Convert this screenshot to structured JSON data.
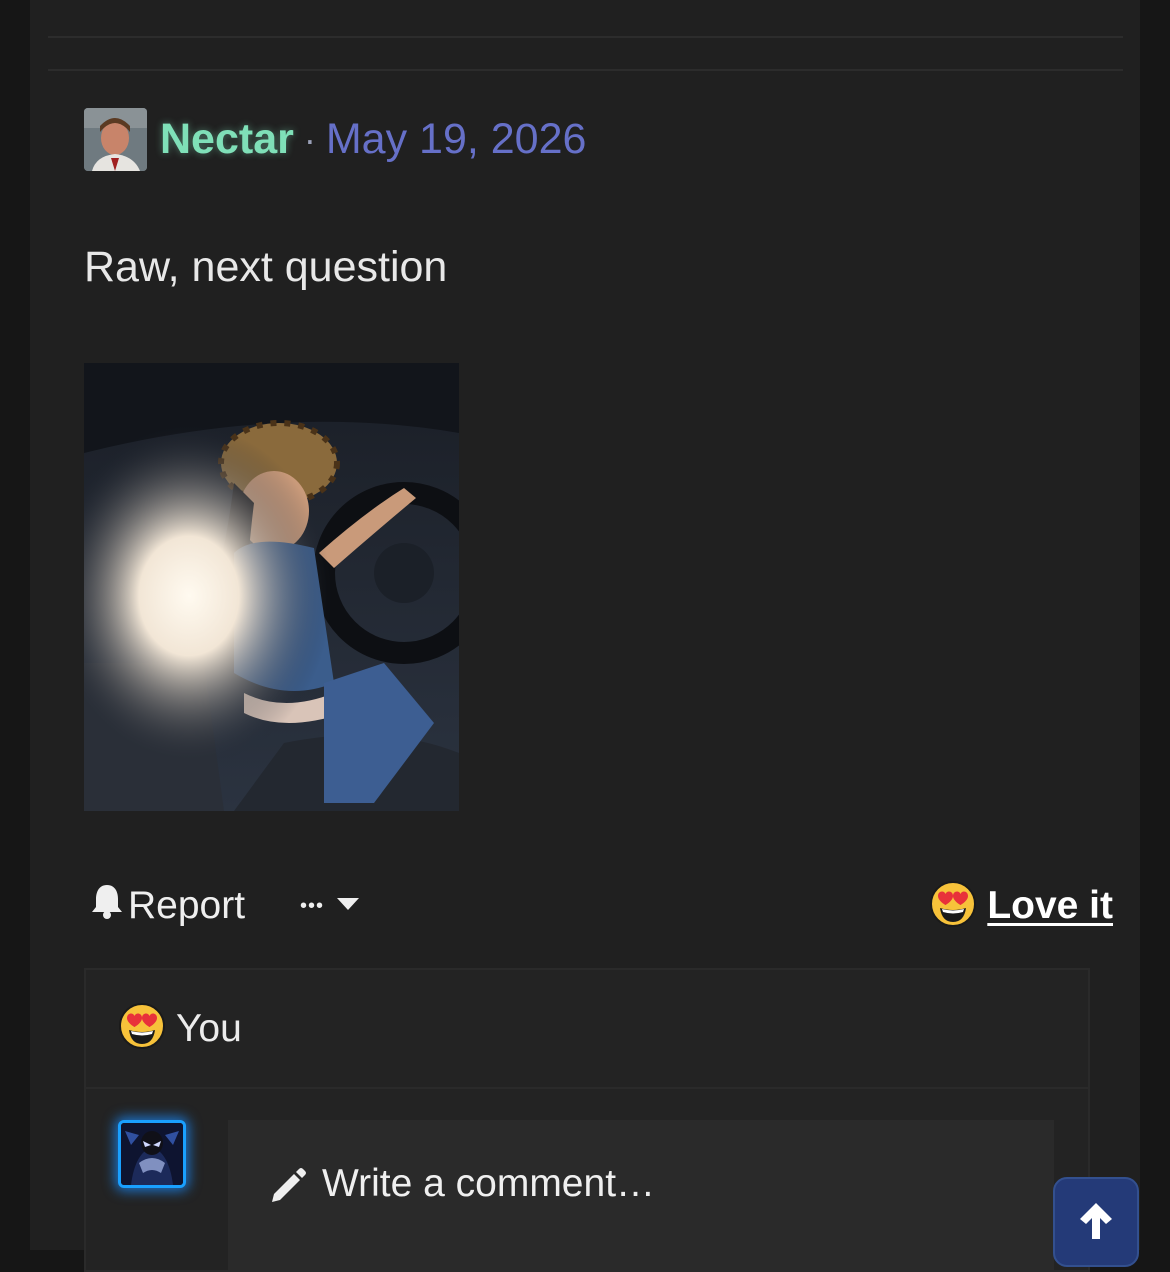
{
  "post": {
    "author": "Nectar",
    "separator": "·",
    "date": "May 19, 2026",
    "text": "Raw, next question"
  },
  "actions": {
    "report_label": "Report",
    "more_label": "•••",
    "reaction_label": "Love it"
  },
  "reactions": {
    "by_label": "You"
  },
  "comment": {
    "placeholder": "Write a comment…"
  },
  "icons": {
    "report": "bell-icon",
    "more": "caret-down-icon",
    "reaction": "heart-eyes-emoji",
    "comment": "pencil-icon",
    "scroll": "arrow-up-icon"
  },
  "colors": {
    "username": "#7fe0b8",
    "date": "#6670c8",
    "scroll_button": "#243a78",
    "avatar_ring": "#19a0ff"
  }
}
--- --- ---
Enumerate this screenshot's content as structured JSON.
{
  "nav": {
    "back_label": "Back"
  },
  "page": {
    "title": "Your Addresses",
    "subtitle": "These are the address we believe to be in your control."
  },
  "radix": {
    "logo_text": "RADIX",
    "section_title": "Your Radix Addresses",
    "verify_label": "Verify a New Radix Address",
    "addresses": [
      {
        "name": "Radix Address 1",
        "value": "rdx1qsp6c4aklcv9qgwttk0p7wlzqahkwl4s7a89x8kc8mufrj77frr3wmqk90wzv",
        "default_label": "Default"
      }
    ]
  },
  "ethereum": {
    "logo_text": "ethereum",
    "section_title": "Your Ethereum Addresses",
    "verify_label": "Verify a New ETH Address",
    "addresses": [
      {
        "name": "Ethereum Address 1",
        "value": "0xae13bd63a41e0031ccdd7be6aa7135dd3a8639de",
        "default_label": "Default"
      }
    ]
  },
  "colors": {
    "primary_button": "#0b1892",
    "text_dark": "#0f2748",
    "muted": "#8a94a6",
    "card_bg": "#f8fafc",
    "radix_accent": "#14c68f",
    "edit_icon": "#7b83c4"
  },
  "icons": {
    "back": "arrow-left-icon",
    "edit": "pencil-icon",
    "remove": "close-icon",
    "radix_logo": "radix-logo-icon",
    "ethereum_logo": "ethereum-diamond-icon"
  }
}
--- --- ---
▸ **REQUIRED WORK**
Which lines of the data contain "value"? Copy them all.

▸ **ANSWER FOR THE TASK**
        "value": "rdx1qsp6c4aklcv9qgwttk0p7wlzqahkwl4s7a89x8kc8mufrj77frr3wmqk90wzv",
        "value": "0xae13bd63a41e0031ccdd7be6aa7135dd3a8639de",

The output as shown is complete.